Inequalities in hospitalizations for ambulatory care sensitive conditions in New York City before and after the affordable care act

Michael K. Gusmano, Daniel Weisz, Victor G. Rodwin

Research output: Contribution to journalArticlepeer-review

Abstract

The Patient Protection and Affordable Care Act (ACA) was signed into law by U.S. President Obama in 2010 and fully implemented in 2014. The ACA expanded health insurance by expanding the Medicaid program, creating health insurance exchanges (now called “marketplaces”) in which people with incomes between 139% and 400% of the federal poverty level, could purchase subsidized insurance coverage, and by regulating health insurance to eliminate practices such as denying coverage to people with pre-existing conditions, or basing premiums on health status. We investigate the effects of the ACA's implementation on access to ambulatory health services in New York City by comparing rates of hospitalizations for ambulatory care-sensitive conditions (ACSC) before and after the full implementation of the law. Although the ACA was associated with a significant decrease in the rate of ACSC in NYC, we find that there continue to be systemic inequalities by gender, race, ethnicity, income, and insurance status. We argue that the broader social and economic inequalities at the national and state levels, including tax and spending policies that have led to increased income and wealth inequalities, help explain why we see persistent inequalities in hospitalizations for ACSC.

Original languageEnglish (US)
JournalWorld Medical and Health Policy
DOIs
StateAccepted/In press - 2022

Keywords

  • Affordable Care Act
  • inequality
  • New York City

ASJC Scopus subject areas

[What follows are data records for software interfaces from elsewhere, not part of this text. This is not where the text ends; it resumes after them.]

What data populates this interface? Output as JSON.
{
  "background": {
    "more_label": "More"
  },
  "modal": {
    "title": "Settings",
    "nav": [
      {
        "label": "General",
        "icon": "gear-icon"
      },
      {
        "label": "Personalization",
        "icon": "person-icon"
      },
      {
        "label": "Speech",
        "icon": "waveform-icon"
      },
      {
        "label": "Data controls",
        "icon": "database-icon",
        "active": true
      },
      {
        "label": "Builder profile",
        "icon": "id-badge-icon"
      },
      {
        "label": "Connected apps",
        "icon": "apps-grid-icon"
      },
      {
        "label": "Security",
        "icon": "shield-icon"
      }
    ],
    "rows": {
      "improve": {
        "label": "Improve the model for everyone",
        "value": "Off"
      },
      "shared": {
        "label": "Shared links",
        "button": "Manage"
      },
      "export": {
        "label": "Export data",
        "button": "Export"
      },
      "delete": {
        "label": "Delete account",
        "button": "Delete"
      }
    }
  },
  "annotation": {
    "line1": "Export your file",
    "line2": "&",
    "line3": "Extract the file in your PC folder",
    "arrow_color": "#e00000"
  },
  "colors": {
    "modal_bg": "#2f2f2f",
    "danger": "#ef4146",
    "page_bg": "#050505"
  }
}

  • Health Policy

Fingerprint

Dive into the research topics of 'Inequalities in hospitalizations for ambulatory care sensitive conditions in New York City before and after the affordable care act'. Together they form a unique fingerprint.

Cite this